NO matter who wins the US presidential election, a major policy change on the South China Sea is unlikely, opines Aristyo Rizka Darmawan, a lecturer and senior researcher at the Center for Sustainable Ocean Policy at the University of Indonesia’s Faculty of Law, in an article in October.
Darmawan explains that in the last few years under President Donald Trump’s administration, the US has increased its presence in the South China Sea. More recently, the US State Department issued a strong statement backing Southeast Asian claimant states, a number of whom have territorial disputes with China in the South China Sea.
“When observing both Democratic candidate Joe Biden’s and President Trump’s rhetoric during the presidential campaign and considering the country’s interest in the region, it seems American presence in the South China Sea is unlikely to be dialled back any time soon,” Darmawan wrote. He believes Biden and Trump are likely to still consider Asia and China their top foreign policy priority.

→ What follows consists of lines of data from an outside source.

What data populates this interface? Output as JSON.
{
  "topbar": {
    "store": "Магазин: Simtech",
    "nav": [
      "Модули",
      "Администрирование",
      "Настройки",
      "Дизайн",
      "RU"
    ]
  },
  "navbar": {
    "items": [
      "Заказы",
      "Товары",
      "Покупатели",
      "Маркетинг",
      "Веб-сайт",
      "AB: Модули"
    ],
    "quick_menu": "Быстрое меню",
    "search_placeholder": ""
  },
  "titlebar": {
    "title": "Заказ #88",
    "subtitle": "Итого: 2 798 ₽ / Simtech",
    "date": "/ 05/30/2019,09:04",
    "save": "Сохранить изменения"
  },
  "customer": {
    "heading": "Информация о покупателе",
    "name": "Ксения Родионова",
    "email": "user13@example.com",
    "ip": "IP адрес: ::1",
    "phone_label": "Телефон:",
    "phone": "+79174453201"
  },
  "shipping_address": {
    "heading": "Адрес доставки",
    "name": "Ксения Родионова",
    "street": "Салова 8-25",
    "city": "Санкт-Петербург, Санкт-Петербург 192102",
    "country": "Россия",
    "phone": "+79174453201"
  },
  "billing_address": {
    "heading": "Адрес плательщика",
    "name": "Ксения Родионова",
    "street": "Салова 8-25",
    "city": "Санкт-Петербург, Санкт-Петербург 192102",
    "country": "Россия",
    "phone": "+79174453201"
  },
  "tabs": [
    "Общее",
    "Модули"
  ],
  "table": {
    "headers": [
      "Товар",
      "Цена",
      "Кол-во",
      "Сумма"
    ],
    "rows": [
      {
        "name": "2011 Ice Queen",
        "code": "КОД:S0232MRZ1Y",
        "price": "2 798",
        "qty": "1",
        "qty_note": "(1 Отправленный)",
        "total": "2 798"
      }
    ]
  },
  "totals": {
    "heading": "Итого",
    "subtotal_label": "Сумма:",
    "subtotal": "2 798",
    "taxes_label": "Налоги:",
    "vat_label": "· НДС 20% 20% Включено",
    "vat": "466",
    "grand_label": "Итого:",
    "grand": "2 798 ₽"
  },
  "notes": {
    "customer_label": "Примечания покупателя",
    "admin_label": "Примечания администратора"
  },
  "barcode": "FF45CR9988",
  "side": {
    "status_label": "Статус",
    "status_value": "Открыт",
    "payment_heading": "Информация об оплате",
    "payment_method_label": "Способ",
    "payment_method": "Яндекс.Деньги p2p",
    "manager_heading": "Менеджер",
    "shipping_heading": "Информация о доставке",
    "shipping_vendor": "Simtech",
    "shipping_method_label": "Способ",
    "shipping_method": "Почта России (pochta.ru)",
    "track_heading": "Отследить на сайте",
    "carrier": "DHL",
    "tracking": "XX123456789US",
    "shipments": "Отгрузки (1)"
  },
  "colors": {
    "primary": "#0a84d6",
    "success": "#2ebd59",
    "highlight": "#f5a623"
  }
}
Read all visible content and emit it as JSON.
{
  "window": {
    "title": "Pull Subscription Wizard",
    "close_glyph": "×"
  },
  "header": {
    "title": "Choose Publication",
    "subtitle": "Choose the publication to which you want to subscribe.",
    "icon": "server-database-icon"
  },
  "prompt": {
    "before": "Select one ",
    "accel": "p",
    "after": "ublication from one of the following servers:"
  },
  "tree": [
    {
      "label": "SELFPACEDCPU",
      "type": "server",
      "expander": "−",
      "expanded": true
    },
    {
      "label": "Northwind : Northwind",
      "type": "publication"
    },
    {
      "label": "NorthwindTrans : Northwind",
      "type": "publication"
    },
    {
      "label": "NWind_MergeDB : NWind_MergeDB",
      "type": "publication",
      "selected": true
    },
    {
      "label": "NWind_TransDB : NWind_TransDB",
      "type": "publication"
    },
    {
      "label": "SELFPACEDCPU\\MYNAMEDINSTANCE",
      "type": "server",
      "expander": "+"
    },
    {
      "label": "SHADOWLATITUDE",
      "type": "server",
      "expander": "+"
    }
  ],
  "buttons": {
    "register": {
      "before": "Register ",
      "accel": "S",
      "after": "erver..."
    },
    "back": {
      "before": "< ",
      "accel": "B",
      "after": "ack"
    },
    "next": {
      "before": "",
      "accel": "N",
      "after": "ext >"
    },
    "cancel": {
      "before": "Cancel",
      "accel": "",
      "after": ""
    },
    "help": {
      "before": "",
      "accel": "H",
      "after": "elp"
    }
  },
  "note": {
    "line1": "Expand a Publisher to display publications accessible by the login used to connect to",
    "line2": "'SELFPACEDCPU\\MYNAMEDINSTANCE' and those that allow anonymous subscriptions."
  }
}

Gregory Poling, senior fellow for Southeast Asia and director of the Asia Maritime Transparency Initiative at Washington-based think tank Center for Strategic and International Studies, says US president-elect Biden will likely be just as “tough” on China as Trump has been and will continue most of the tough rhetoric of the last year on the South China Sea.
“But he will also likely be more strategic about it and will be better able to work with allies and partners. That means the new administration could be much more effective in imposing diplomatic and economic costs on China for its bad behaviour, since it won’t attempt to do so alone.
“And a Biden administration will likely have much more credibility to discuss international law and norms, since it will likely rejoin the Paris Agreement on day one and will stop attacking global institutions in the way that the Trump team has,” adds Poling.
Professor Datuk Dr Rajah Rasiah, distinguished professor of economics at the Asia-Europe Institute of University of Malaya agrees that Biden is likely to follow past American foreign policy.
“This is to ensure that China is contained from rivalling its own power, as well as providing support to its allies in Southeast Asia, including Singapore, Malaysia, the Philippines, Indonesia, and Brunei, to shield these countries from China’s efforts to control the South China Sea.
“I believe Biden will invoke the International Courts judgment for China to withdraw from the Spratlys Islands. The Paracel Islands is also likely to face similar tensions. US warships are currently frequenting these islands, but Biden is likely to engage other members of the United Nations security council to achieve this objective.
“Vietnam has largely joined the American side with the founding Asean members, whereas Cambodia and Lao PDR have remained on China’s side on issues such as this,” he says.
Even though the US is not a claimant in the dispute, it has a strong interest in ensuring freedom of navigation in the South China Sea, says Darmawan.
“This is because the South China Sea is one of the world’s most important trade routes. Moreover, a sustained interest in the dispute can gain the US more influence and legitimacy in Southeast Asia for protecting its allies in the region,” he reasons.
Natixis chief economist for Asia Pacific Alicia Garcia Herrero says Biden will likely look for alliances with Europe, Japan, South Korea, Singapore and India.
“The rest of Southeast Asia will find it hard to look at China only, as US foreign policy will be much stronger than with Trump. Isolationism is over, which will make it harder for China to expand its influence,” she adds.